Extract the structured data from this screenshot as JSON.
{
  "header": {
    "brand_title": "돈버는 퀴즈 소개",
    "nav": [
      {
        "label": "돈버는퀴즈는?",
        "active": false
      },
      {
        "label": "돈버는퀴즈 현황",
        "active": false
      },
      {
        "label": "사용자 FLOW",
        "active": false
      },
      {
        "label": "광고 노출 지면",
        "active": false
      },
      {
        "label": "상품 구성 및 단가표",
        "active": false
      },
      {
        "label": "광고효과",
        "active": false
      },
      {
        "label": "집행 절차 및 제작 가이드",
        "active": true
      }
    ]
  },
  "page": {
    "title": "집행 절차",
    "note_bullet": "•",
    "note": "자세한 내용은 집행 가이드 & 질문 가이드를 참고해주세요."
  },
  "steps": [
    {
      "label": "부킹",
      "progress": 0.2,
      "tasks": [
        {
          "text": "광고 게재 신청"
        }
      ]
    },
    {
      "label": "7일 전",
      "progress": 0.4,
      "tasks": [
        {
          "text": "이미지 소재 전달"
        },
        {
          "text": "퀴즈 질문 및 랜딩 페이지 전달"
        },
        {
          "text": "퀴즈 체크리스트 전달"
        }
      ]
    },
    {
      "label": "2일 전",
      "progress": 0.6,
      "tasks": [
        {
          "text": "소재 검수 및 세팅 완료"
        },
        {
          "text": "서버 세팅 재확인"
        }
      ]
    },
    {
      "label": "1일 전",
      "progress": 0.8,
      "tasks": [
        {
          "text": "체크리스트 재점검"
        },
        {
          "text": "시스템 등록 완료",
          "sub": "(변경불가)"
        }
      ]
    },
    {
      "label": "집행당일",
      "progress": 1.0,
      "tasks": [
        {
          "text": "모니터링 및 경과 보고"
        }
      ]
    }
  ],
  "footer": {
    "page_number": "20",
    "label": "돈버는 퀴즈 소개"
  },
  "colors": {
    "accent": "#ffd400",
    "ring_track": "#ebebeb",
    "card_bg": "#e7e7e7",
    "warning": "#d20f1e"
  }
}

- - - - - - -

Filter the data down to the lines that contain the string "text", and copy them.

          "text": "광고 게재 신청"
          "text": "이미지 소재 전달"
          "text": "퀴즈 질문 및 랜딩 페이지 전달"
          "text": "퀴즈 체크리스트 전달"
          "text": "소재 검수 및 세팅 완료"
          "text": "서버 세팅 재확인"
          "text": "체크리스트 재점검"
          "text": "시스템 등록 완료",
          "text": "모니터링 및 경과 보고"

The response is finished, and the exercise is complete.